Rodriguez is widely considered one of the architects of the spread offense that has become the rage in college football, creating his version of three- and four-receiver sets at tiny Glenville State in 1990.

Rodriguez recruited two freshmen who could lead his offense _ Robinson and Tate Forcier _ and they helped the 2009 team get off to a strong start that put Michigan on the cover of Sports Illustrated. His defenses never kept pace.

Toward the end of the collapsing 2009 season, Rodriguez took a few not-to-subtle shots at Carr and his staff in terms of recruiting talent to Ann Arbor.

“The last three Februarys, or four Februarys, have hurt us a little bit,” Rodriguez said. “The next two or three Februarys will be very critical. That’s where it starts.”

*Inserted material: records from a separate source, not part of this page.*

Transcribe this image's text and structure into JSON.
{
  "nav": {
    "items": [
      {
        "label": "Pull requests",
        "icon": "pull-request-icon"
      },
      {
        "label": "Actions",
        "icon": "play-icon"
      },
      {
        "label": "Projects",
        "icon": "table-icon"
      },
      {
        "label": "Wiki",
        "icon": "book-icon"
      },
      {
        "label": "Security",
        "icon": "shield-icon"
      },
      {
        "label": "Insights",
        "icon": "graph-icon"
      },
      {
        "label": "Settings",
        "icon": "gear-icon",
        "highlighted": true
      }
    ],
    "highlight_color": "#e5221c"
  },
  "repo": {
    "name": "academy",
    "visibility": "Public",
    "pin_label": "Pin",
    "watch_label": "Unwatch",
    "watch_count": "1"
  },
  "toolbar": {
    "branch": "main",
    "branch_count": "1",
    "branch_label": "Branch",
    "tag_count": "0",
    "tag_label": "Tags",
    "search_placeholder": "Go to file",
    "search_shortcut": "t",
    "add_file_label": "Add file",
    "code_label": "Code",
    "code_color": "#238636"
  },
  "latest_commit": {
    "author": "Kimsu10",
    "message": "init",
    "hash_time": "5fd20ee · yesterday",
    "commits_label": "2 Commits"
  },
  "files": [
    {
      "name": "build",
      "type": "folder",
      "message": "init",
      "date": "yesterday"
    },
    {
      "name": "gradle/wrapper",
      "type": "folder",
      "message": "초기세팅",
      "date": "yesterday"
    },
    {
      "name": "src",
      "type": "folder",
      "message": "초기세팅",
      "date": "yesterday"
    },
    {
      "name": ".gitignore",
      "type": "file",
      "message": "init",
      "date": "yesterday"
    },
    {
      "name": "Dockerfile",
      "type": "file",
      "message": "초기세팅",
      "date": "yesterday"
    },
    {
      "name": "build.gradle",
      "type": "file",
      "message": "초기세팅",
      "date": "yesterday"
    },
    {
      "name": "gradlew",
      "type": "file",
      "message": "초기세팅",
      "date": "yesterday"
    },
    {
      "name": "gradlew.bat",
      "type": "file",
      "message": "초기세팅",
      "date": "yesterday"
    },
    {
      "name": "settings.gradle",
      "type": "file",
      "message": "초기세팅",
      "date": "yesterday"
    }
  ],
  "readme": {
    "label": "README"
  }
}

Rodriguez, though, didn’t get a chance to finish what he started.

Rich is a good person and coach,” Brandon said. “It’s unfortunate that it didn’t work out at Michigan, but I’m sure that Rich and his staff will find opportunities at other institutions.”